January 28, 2009 | Commentary on National Security and Defense
It's become a real trend: Big companies turn to the government to plead for hard cash. And politicians are listening -- which is a problem.
In spending public dollars to pump up the private sector, Washington risks turning the Pentagon into a carbon copy of the bad businesses the government insists on bailing out. The problem is, when the Pentagon loses out to the competition, it endangers freedom and the nation's future.
Everybody wants the government's (i.e., the taxpayers') money. Joplin, Mo., wants $8 million for two parking garages. Carmakers want a bailout.

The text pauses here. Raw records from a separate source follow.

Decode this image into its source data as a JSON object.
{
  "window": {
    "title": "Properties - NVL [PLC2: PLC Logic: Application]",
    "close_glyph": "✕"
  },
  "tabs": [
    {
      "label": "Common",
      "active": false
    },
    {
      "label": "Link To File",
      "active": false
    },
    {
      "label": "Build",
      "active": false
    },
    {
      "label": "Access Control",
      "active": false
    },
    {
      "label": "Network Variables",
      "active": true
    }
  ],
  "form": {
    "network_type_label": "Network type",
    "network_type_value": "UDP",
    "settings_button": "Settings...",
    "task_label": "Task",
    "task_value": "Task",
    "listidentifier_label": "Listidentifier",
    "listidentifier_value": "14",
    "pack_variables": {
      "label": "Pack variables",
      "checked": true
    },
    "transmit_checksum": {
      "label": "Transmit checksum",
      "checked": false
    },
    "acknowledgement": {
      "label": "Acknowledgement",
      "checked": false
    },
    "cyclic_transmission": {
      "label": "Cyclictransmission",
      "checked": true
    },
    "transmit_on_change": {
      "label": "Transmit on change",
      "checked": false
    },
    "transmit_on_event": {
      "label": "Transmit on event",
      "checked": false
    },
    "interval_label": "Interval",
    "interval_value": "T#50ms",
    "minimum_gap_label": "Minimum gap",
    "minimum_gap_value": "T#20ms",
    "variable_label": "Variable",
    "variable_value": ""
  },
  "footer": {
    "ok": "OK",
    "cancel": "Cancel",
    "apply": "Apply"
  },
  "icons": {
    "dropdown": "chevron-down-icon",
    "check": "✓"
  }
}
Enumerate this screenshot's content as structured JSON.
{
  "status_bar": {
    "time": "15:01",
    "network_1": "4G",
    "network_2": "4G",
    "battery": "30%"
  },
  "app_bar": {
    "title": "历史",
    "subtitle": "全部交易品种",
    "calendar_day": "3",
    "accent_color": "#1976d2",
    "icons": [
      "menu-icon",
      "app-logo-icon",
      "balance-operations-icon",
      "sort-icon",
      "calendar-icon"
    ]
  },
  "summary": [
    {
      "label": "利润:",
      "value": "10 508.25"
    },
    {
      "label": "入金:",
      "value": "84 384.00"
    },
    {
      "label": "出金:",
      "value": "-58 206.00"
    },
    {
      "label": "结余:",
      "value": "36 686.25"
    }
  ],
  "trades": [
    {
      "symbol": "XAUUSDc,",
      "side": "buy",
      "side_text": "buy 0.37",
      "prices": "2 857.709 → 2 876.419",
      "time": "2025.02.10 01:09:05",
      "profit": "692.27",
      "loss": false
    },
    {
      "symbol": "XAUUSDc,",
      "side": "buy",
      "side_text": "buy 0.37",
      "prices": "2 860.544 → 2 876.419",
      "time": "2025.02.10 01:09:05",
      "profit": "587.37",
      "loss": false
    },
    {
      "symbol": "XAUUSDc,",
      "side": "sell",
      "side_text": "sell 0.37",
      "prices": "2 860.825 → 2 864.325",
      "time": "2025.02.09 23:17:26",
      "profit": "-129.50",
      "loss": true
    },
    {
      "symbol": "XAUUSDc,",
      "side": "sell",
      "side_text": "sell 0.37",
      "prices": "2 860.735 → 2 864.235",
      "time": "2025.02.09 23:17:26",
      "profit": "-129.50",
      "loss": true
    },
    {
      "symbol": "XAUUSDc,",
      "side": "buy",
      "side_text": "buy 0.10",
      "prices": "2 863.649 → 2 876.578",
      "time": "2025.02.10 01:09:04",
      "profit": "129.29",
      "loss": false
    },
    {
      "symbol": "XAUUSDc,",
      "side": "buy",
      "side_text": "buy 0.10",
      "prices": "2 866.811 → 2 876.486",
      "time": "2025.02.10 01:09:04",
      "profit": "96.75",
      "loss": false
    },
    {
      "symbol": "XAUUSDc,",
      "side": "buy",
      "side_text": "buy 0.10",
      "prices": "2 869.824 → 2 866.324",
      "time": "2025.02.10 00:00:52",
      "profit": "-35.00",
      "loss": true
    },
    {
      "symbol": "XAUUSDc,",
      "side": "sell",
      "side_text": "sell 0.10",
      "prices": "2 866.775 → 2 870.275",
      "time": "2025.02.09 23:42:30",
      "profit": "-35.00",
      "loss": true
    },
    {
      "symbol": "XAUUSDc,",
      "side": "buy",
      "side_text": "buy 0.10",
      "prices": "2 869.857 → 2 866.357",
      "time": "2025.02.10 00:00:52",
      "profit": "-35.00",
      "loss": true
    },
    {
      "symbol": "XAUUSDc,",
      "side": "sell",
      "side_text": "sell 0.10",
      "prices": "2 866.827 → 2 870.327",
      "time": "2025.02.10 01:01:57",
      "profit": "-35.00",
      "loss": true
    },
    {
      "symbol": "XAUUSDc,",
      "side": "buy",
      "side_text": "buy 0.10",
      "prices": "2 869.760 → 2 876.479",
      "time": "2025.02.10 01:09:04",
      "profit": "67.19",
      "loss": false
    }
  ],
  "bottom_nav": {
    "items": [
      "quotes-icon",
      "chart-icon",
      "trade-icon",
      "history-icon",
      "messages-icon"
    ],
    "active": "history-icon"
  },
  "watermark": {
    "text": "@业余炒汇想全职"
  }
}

What Joplin, Detroit, and everybody else wants adds up to about a trillion dollars to "stimulate" the economy. At the same time, the same politicians who want to throw money at almost everything often railed about deficit spending in the Bush administration. So to prove they are not as profligate as they really are, they are promising to not waste money.
"We're going to have to make some hard choices in the months ahead about how to invest these tax dollars," President Barack Obama declared in a pre-inauguration speech to the Democratic Governor's Association.

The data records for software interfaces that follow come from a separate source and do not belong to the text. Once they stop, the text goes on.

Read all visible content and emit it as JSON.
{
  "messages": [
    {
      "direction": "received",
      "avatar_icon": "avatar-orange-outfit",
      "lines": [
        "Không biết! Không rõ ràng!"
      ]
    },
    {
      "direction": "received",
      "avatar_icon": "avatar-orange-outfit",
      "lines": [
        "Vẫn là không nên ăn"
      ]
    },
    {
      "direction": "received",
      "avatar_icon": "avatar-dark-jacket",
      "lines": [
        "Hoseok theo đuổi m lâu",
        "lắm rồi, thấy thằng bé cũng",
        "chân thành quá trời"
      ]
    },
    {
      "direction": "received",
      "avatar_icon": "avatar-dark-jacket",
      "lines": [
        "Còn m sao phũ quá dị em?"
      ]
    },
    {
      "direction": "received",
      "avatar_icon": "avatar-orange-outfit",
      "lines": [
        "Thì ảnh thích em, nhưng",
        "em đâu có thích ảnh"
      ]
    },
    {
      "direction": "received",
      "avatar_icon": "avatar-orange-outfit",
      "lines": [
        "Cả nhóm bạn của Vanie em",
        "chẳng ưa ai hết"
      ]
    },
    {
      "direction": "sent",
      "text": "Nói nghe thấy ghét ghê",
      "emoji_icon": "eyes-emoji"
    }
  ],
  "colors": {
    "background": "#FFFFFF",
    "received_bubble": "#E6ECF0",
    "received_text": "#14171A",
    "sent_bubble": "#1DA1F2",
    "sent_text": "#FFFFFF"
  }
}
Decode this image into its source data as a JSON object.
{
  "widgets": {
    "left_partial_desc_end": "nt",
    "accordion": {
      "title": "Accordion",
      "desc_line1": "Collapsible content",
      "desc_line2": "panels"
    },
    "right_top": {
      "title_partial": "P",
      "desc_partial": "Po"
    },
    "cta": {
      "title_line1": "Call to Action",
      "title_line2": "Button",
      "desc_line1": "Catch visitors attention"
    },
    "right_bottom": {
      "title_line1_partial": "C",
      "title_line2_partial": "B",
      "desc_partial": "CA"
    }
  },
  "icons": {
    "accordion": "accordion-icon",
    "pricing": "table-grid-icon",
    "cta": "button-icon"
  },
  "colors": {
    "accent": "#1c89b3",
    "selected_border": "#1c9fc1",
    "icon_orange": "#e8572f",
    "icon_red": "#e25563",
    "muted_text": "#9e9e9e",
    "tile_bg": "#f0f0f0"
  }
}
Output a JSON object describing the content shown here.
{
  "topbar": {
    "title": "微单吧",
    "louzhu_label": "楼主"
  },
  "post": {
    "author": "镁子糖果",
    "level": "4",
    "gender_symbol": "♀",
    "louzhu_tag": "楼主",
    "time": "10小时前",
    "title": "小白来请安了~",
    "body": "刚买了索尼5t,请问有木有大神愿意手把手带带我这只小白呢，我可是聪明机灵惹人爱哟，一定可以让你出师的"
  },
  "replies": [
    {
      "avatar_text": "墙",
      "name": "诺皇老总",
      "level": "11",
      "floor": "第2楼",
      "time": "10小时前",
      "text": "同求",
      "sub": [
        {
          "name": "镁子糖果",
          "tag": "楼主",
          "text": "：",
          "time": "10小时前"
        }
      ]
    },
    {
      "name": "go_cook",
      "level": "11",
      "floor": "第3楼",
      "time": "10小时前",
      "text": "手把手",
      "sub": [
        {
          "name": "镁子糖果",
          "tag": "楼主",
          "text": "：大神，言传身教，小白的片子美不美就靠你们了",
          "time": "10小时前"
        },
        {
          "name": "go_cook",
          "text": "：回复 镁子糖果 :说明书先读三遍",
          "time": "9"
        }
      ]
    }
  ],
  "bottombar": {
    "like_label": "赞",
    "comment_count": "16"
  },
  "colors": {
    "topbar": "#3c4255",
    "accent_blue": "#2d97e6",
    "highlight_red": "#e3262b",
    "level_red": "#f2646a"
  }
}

Their plan to reduce some spending largely rests on cutting funding for defense (which the Constitution obligates government to do) to dole out money to Wall Street and Main Street.
"There's going to be less defense spending," declared Democratic Congressman John Murtha at public forum before military officials. A key defense leader in the House, Murtha pointed to the many times Washington has cut spending on the armed forces following wars and economic hard times. "If we use history> as a guide, defense spending will come under increased pressure in the coming years," he concluded.
That's just the way Washington does things. And with the added pressure of paying for the stimulus package, lawmakers will probably want to follow that formula again.
In the past, however, Washington took a "peace dividend" following a period where it had mobilized for war. The long war from Iraq to Afghanistan was largely fought with a peacetime budget and a peacetime force. In fact, what we are spending in total on defense now (only about 4 percent of GDP) is what should have been average defense spending for the last 20 years. In short, Washington is planning on subtracting a "peace dividend" from an already peacetime military.
Cutting back on defense couldn't come at a worse time. Like Detroit, the military has spiraling manpower costs and its modernization demands are growing at an unprecedented rate, with many ships, planes and tanks that are older than their crews. The difference is that Detroit got into trouble because of bad businesses practices. The armed forces are in trouble because when the Cold War ended, Washington under-funded the military and shrunk its size too much to cope with the troubles of the post-Cold War world.
Now there is a serious danger that the men and women of today's force will become a "hollow military," lacking adequate numbers, sufficient training and properly maintained equipment to get the job done and bring the troops back safe.
Obama was right when he declared, "We are not, as a nation, going to be able to just keep on printing money. So at some point, we're also going to have to make some long-term decisions in terms of fiscal responsibility." But, in pushing for a Godzilla-size stimulus, he would be taking a bad situation and making it much worse.
Governments don't create wealth out of thin air. Washington's stimulus plan would use new spending and taxes to redistribute existing income. It also would balloon the deficit and starve legitimate government enterprises such as, oh, "providing for the common defense." Turning the armed forces into Chrysler could wind up the pitiful legacy of the new administration.
James Jay Carafano is a senior fellow at The Heritage Foundation and the author of GI Ingenuity: Improvisation, Technology and Winning World War II.
First appeared on Fox News